(Dataset rows describing interfaces)
◆ ◆ ◆ ◆ ◆

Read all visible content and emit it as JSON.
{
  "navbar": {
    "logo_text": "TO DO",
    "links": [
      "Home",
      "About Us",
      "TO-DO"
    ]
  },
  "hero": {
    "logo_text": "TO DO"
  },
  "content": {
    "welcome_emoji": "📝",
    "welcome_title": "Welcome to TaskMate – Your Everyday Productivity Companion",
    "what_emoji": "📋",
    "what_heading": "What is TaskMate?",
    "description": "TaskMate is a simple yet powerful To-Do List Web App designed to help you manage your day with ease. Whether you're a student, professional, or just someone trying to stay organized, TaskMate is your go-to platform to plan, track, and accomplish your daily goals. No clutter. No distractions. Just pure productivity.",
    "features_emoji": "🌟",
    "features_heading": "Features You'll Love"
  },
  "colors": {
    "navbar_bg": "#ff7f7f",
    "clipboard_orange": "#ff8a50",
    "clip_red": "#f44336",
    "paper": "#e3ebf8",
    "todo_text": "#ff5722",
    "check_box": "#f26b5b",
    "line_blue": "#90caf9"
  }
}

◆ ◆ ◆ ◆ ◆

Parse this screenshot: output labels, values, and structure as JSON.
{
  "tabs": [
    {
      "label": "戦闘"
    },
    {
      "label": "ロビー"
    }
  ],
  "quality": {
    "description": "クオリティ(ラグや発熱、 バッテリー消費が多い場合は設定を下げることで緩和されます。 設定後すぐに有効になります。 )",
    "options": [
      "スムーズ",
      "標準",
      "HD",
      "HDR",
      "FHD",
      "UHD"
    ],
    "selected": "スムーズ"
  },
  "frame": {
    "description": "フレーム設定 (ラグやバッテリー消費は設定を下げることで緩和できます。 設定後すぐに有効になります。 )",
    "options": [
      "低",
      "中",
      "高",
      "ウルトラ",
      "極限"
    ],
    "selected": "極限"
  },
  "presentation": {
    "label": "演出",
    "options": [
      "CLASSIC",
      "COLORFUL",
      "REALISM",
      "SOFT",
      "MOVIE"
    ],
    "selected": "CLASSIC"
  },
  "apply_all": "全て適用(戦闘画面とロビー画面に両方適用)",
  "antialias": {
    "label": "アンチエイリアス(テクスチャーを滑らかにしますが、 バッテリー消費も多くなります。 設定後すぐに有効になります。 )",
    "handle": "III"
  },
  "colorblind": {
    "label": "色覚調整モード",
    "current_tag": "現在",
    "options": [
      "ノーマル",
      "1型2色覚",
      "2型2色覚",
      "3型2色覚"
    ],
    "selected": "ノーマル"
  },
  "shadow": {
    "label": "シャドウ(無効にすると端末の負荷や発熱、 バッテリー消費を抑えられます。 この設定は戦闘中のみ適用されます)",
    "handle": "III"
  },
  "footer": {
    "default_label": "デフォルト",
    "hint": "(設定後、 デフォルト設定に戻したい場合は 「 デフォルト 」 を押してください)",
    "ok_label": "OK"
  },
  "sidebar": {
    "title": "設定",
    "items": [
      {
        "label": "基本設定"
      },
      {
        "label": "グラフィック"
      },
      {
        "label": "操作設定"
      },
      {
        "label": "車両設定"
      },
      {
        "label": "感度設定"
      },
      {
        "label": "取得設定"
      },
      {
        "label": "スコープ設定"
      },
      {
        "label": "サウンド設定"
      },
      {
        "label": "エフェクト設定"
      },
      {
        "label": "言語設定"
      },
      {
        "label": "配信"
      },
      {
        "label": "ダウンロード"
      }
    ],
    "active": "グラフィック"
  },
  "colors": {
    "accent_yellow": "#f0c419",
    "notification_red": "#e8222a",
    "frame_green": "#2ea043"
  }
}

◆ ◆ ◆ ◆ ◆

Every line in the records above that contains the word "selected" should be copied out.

Exercise solution:
    "selected": "スムーズ"
    "selected": "極限"
    "selected": "CLASSIC"
    "selected": "ノーマル"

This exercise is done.